As 17-year-old boy, I learned a lesson from an experience I had as a senior in high school that at the time was very traumatic but, in the end, turned out to be an awesome life lesson. To fully appreciate the life lesson, you need to understand a bit about myself leading put to the fall off my senior year of high school.
Growing up sport was my everything. In our household the five of us played football, basketball, baseball, track, swam and played tennis. Each of us performed reasonably well. I always wanted to impress my brother, sisters and parents with my performance. Notice I said my performance. Not the team performance. This past weekend I found statistic sheets from my seventh grade and eighth grade basketball season that were quite impressive. These sheets reminded me of the emphasis on personal outcome vs team outcome.
When I headed to St. Xavier HS, there were 110 boys that tried out for the freshman basketball team. Both my freshman and sophomore year I made the team and was squarely part of the top rotation. Both years we won our league and collectively lost 2 games.
I knew going into my junior that that making the varsity team was going to be a big accomplishment. The talent pool was rich. From this group, we had 9 players go onto ay a college sport (5 basketball, 3 football, 1 soccer). When the tryouts wrapped up I was so excited that I was going to be a part of the team. I had made it. From that point forward the season was an absolute blast. We had one of the top teams in the state. I saw very little meaningful playing time, but I was part of a special that sat at the end of the bench. The group of 5 bonded very closely, and we coined ourselves the scrub club. We took pride in pushing the top 8 during practice each day. On occasion we would beat them. We had a blast. During games we would sit together praying we would get 3-4 minutes of playing time when the game was wrapped up. This usually happened. We measured our success by the score when we entered the game and what it was at the end. We generally widened the margin. That season, we won the City title and were poised to make a run in the state tournament. We beat a good Kettering Alter team at UD arena to win the district championship. The next game we face Mount Healthy, a team we beat in the regular season. The game was back and forth but we ended up on the short end that day. Our season was over but it would live with is forever. Rarely does a week go by without thinking of this special group. Our final ranking was #4 in the state. I loved being part of that team.

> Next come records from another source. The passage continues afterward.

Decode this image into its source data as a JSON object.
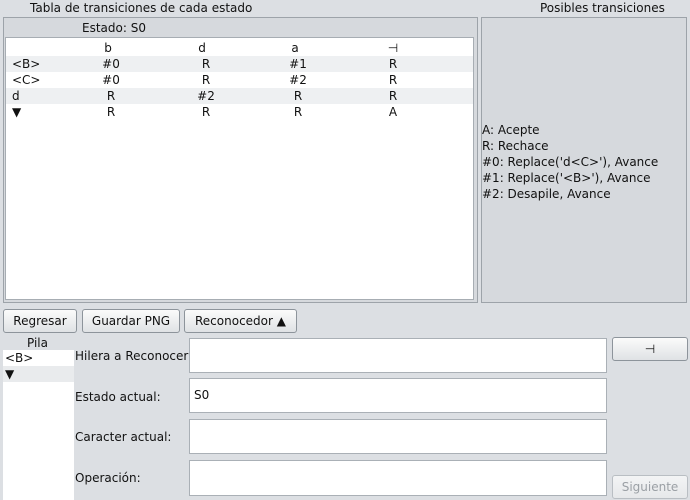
{
  "transition_table": {
    "title": "Tabla de transiciones de cada estado",
    "state_label": "Estado: S0",
    "columns": [
      "",
      "b",
      "d",
      "a",
      "⊣"
    ],
    "rows": [
      [
        "<B>",
        "#0",
        "R",
        "#1",
        "R"
      ],
      [
        "<C>",
        "#0",
        "R",
        "#2",
        "R"
      ],
      [
        "d",
        "R",
        "#2",
        "R",
        "R"
      ],
      [
        "▼",
        "R",
        "R",
        "R",
        "A"
      ]
    ]
  },
  "possible_transitions": {
    "title": "Posibles transiciones",
    "items": [
      "A: Acepte",
      "R: Rechace",
      "#0: Replace('d<C>'), Avance",
      "#1: Replace('<B>'), Avance",
      "#2: Desapile, Avance"
    ]
  },
  "toolbar": {
    "back_label": "Regresar",
    "save_png_label": "Guardar PNG",
    "recognizer_label": "Reconocedor ▲"
  },
  "stack": {
    "title": "Pila",
    "items": [
      "<B>",
      "▼"
    ]
  },
  "form": {
    "string_label": "Hilera a Reconocer:",
    "string_value": "",
    "state_label": "Estado actual:",
    "state_value": "S0",
    "char_label": "Caracter actual:",
    "char_value": "",
    "operation_label": "Operación:",
    "operation_value": "",
    "end_marker_button": "⊣",
    "next_button": "Siguiente"
  }
}
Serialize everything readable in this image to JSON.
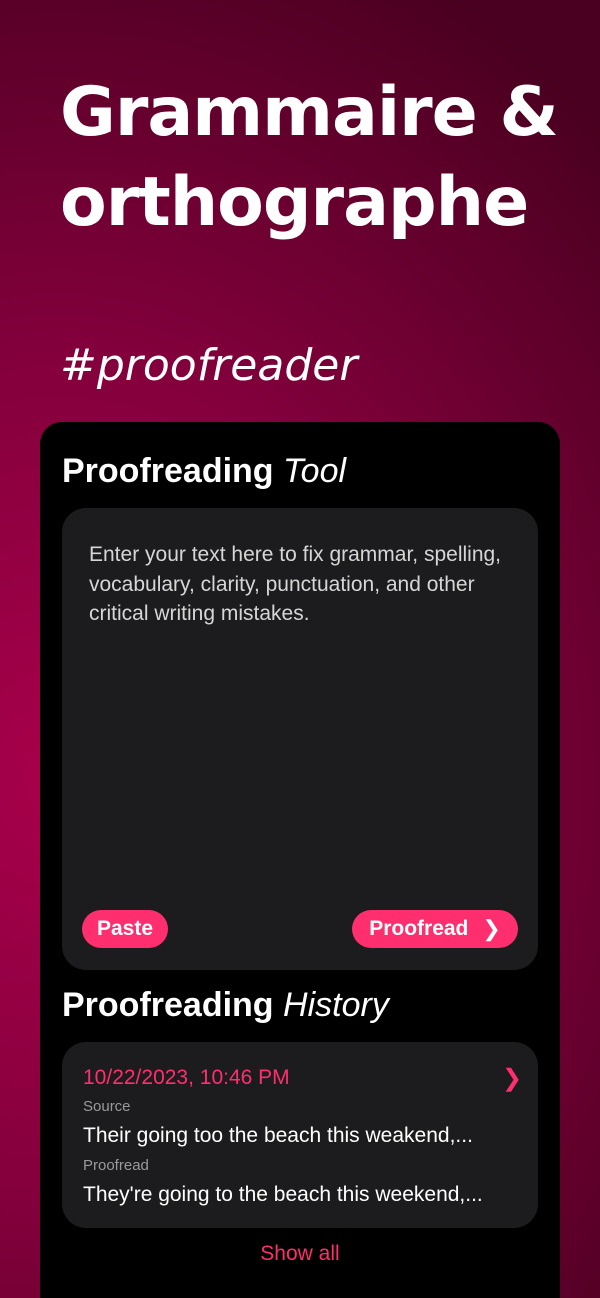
{
  "promo": {
    "headline_line1": "Grammaire &",
    "headline_line2": "orthographe",
    "hashtag": "#proofreader"
  },
  "tool": {
    "title_strong": "Proofreading",
    "title_light": "Tool",
    "placeholder": "Enter your text here to fix grammar, spelling, vocabulary, clarity, punctuation, and other critical writing mistakes.",
    "paste_label": "Paste",
    "proofread_label": "Proofread",
    "proofread_icon": "chevron-right-icon"
  },
  "history": {
    "title_strong": "Proofreading",
    "title_light": "History",
    "items": [
      {
        "date": "10/22/2023, 10:46 PM",
        "source_label": "Source",
        "source_text": "Their going too the beach this weakend,...",
        "proofread_label": "Proofread",
        "proofread_text": "They're going to the beach this weekend,..."
      }
    ],
    "show_all_label": "Show all"
  },
  "colors": {
    "accent": "#ff2e6e",
    "card": "#1c1c1e",
    "background_start": "#a8004a",
    "background_end": "#4a0020"
  }
}
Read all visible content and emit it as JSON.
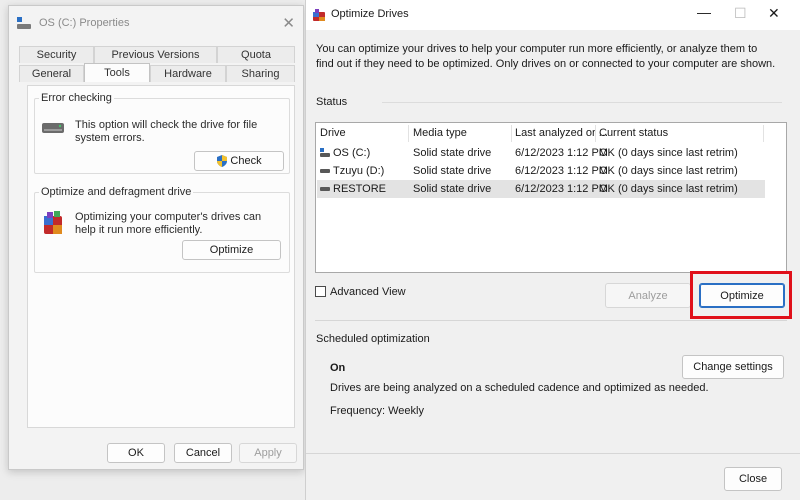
{
  "properties_window": {
    "title": "OS (C:) Properties",
    "tabs_row1": [
      "Security",
      "Previous Versions",
      "Quota"
    ],
    "tabs_row2": [
      "General",
      "Tools",
      "Hardware",
      "Sharing"
    ],
    "error_checking": {
      "title": "Error checking",
      "text": "This option will check the drive for file system errors.",
      "button": "Check"
    },
    "optimize": {
      "title": "Optimize and defragment drive",
      "text": "Optimizing your computer's drives can help it run more efficiently.",
      "button": "Optimize"
    },
    "buttons": {
      "ok": "OK",
      "cancel": "Cancel",
      "apply": "Apply"
    }
  },
  "optimize_drives": {
    "title": "Optimize Drives",
    "description": "You can optimize your drives to help your computer run more efficiently, or analyze them to find out if they need to be optimized. Only drives on or connected to your computer are shown.",
    "status_label": "Status",
    "columns": [
      "Drive",
      "Media type",
      "Last analyzed or ...",
      "Current status"
    ],
    "drives": [
      {
        "drive": "OS (C:)",
        "media": "Solid state drive",
        "last": "6/12/2023 1:12 PM",
        "status": "OK (0 days since last retrim)",
        "icon": "os-drive-icon"
      },
      {
        "drive": "Tzuyu (D:)",
        "media": "Solid state drive",
        "last": "6/12/2023 1:12 PM",
        "status": "OK (0 days since last retrim)",
        "icon": "drive-icon"
      },
      {
        "drive": "RESTORE",
        "media": "Solid state drive",
        "last": "6/12/2023 1:12 PM",
        "status": "OK (0 days since last retrim)",
        "icon": "drive-icon"
      }
    ],
    "selected_row": 2,
    "advanced_view": {
      "label": "Advanced View",
      "checked": false
    },
    "analyze_button": "Analyze",
    "optimize_button": "Optimize",
    "scheduled": {
      "label": "Scheduled optimization",
      "state": "On",
      "text": "Drives are being analyzed on a scheduled cadence and optimized as needed.",
      "frequency": "Frequency: Weekly",
      "change_button": "Change settings"
    },
    "close_button": "Close"
  },
  "colors": {
    "highlight": "#e0101a",
    "accent": "#2a6fc4"
  }
}
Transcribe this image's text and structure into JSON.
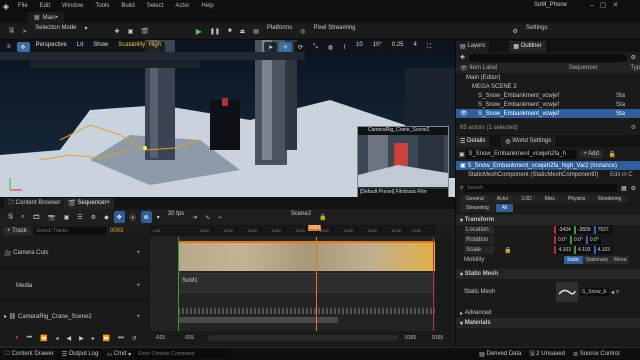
{
  "app": {
    "project_name": "SoM_Phone"
  },
  "menu": [
    "File",
    "Edit",
    "Window",
    "Tools",
    "Build",
    "Select",
    "Actor",
    "Help"
  ],
  "tab": {
    "label": "Main•"
  },
  "toolbar": {
    "selection_mode": "Selection Mode",
    "platforms": "Platforms",
    "pixel_streaming": "Pixel Streaming",
    "settings": "Settings"
  },
  "viewport": {
    "perspective": "Perspective",
    "lit": "Lit",
    "show": "Show",
    "scalability": "Scalability: High",
    "snap_angle": "10°",
    "snap_scale": "0.25",
    "camera_speed": "4",
    "grid_size": "10",
    "preview_title": "CameraRig_Crane_Scene2",
    "preview_caption": "[Default Preset] Filmback Film"
  },
  "layers": {
    "tabs": [
      "Layers",
      "Outliner"
    ],
    "col_item_label": "Item Label",
    "col_sequencer": "Sequencer",
    "col_type": "Typ",
    "rows": [
      {
        "label": "Main (Editor)",
        "type": ""
      },
      {
        "label": "MEGA SCENE 2",
        "type": ""
      },
      {
        "label": "S_Snow_Embankment_vcwjef",
        "type": "Sta"
      },
      {
        "label": "S_Snow_Embankment_vcwjef",
        "type": "Sta"
      },
      {
        "label": "S_Snow_Embankment_vcwjef",
        "type": "Sta"
      }
    ],
    "actor_count": "65 actors (1 selected)"
  },
  "details": {
    "tabs": [
      "Details",
      "World Settings"
    ],
    "object_name": "S_Snow_Embankment_vcwjeh2fa_h",
    "add_label": "+ Add",
    "instance": "S_Snow_Embankment_vcwjeh2fa_high_Var2 (Instance)",
    "component": "StaticMeshComponent (StaticMeshComponent0)",
    "edit_in_cpp": "Edit in C",
    "search_placeholder": "Search",
    "filters": [
      "General",
      "Actor",
      "LOD",
      "Misc",
      "Physics",
      "Rendering",
      "Streaming",
      "All"
    ],
    "transform_header": "Transform",
    "location_label": "Location",
    "location": [
      "-3434",
      "-2839",
      "7027."
    ],
    "rotation_label": "Rotation",
    "rotation": [
      "0.0°",
      "0.0°",
      "0.0°"
    ],
    "scale_label": "Scale",
    "scale": [
      "4.103",
      "4.103",
      "4.103"
    ],
    "mobility_label": "Mobility",
    "mobility": [
      "Static",
      "Stationary",
      "Mova"
    ],
    "static_mesh_header": "Static Mesh",
    "static_mesh_label": "Static Mesh",
    "static_mesh_value": "S_Snow_E",
    "advanced": "Advanced",
    "materials": "Materials"
  },
  "sequencer": {
    "tabs": [
      "Content Browser",
      "Sequencer×"
    ],
    "fps": "30 fps",
    "scene_name": "Scene2",
    "track_button": "+ Track",
    "search_placeholder": "Search Tracks",
    "current_frame": "0083",
    "playhead_frame": "0083",
    "tracks": [
      "Camera Cuts",
      "Media",
      "CameraRig_Crane_Scene2"
    ],
    "media_section": "SoM1",
    "ruler_ticks": [
      "-015",
      "0015",
      "0030",
      "0045",
      "0060",
      "0075",
      "0090",
      "0105",
      "0120",
      "0135",
      "0150",
      "0165"
    ],
    "range_start": "-015",
    "range_start2": "-015",
    "range_end": "0165",
    "range_end2": "0165"
  },
  "status": {
    "content_drawer": "Content Drawer",
    "output_log": "Output Log",
    "cmd": "Cmd",
    "console_placeholder": "Enter Console Command",
    "derived_data": "Derived Data",
    "unsaved": "2 Unsaved",
    "source_control": "Source Control"
  }
}
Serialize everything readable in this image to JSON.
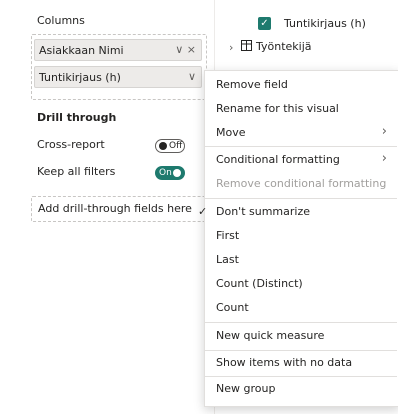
{
  "columns_section": {
    "title": "Columns",
    "fields": [
      {
        "label": "Asiakkaan Nimi",
        "icons": "∨ ×"
      },
      {
        "label": "Tuntikirjaus (h)",
        "icons": "∨"
      }
    ]
  },
  "drill_through": {
    "title": "Drill through",
    "cross_report": {
      "label": "Cross-report",
      "state_text": "Off",
      "state": "off"
    },
    "keep_all_filters": {
      "label": "Keep all filters",
      "state_text": "On",
      "state": "on"
    },
    "add_fields_placeholder": "Add drill-through fields here"
  },
  "fields_pane": {
    "checked_field": "Tuntikirjaus (h)",
    "table_name": "Työntekijä",
    "table_icon": "table-icon"
  },
  "context_menu": {
    "items": [
      {
        "label": "Remove field",
        "disabled": false,
        "submenu": false,
        "checked": false
      },
      {
        "label": "Rename for this visual",
        "disabled": false,
        "submenu": false,
        "checked": false
      },
      {
        "label": "Move",
        "disabled": false,
        "submenu": true,
        "checked": false
      },
      {
        "label": "Conditional formatting",
        "disabled": false,
        "submenu": true,
        "checked": false
      },
      {
        "label": "Remove conditional formatting",
        "disabled": true,
        "submenu": false,
        "checked": false
      },
      {
        "label": "Don't summarize",
        "disabled": false,
        "submenu": false,
        "checked": true
      },
      {
        "label": "First",
        "disabled": false,
        "submenu": false,
        "checked": false
      },
      {
        "label": "Last",
        "disabled": false,
        "submenu": false,
        "checked": false
      },
      {
        "label": "Count (Distinct)",
        "disabled": false,
        "submenu": false,
        "checked": false
      },
      {
        "label": "Count",
        "disabled": false,
        "submenu": false,
        "checked": false
      },
      {
        "label": "New quick measure",
        "disabled": false,
        "submenu": false,
        "checked": false
      },
      {
        "label": "Show items with no data",
        "disabled": false,
        "submenu": false,
        "checked": false
      },
      {
        "label": "New group",
        "disabled": false,
        "submenu": false,
        "checked": false
      }
    ]
  },
  "colors": {
    "accent": "#1e7a6e",
    "disabled_text": "#a19f9d",
    "pill_bg": "#edebe9"
  }
}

Now the summer between my junior and senior year came. While I worked hard, it was not at the level of what I had done before. I took for granted that I was part of the special team the year before and that earned me the right to be on the team as a senior. Boy i was wrong. I had Coach Berning for Accounting class the last period of the day. As class was letting out Coach Berning asked if he could talk to me. He looked at me and said, Matt, “I do not think you are going to play that much this year and I think I have to cut you.” My initial reaction was one of frustration. I got a little emotional and took that as I was being cut. I do not know this for sure but I truly believe that had if I looked coach in the eyes and said coach I will do anything to be a part of the team. I will carry the balls, drive the bus and clean the floor I believe I would have been a part of the team. Not so. God had a different plan. While I was crushed, as time went on it motivated me. Sometimes, to fully know how much you want something you have to lose it first.
What I learned at 17 was that scoring 16-20 points a game really did not mean anything to me at all. What mattered to me was being part of the team. I missed that dearly me senior year. The second half of my senior year was tough in many aspects.
At that point, I made my mind up that never again would I let effort be an issue with respect to the outcome. I told myself that I would do everything possible to improve my odds of success. While I learned a tough lesson at 17 I am grateful for this today. I also learned that being part of a team is enormously more fun than flying solo. I am part of some awesome teams today. I am part of my family team, my professional team, my friendship team, the alumni team, my spiritual team and today the beating cancer team.
I hope today each team I am part of can look at my participation in the team as being one of positive contribution. I ask you if your contribution is adding to or detracting from your team’s goal? While I valued being part of the basketball team in 1985/86, I gain much more gratification from the teams I am part of today.
On each team there are different roles. Know your role and perfect that role. The dynasty teams are not built will all super stars. There are leaders and contributors or role players.
35 years after leaving accounting class, I can look back and thank Coach Berning for the gift he presented me. While I have had some amazing accomplishments along the way, I believe my greatest performances are ahead of me.
Do the little things today that others are afraid to do and be awesome!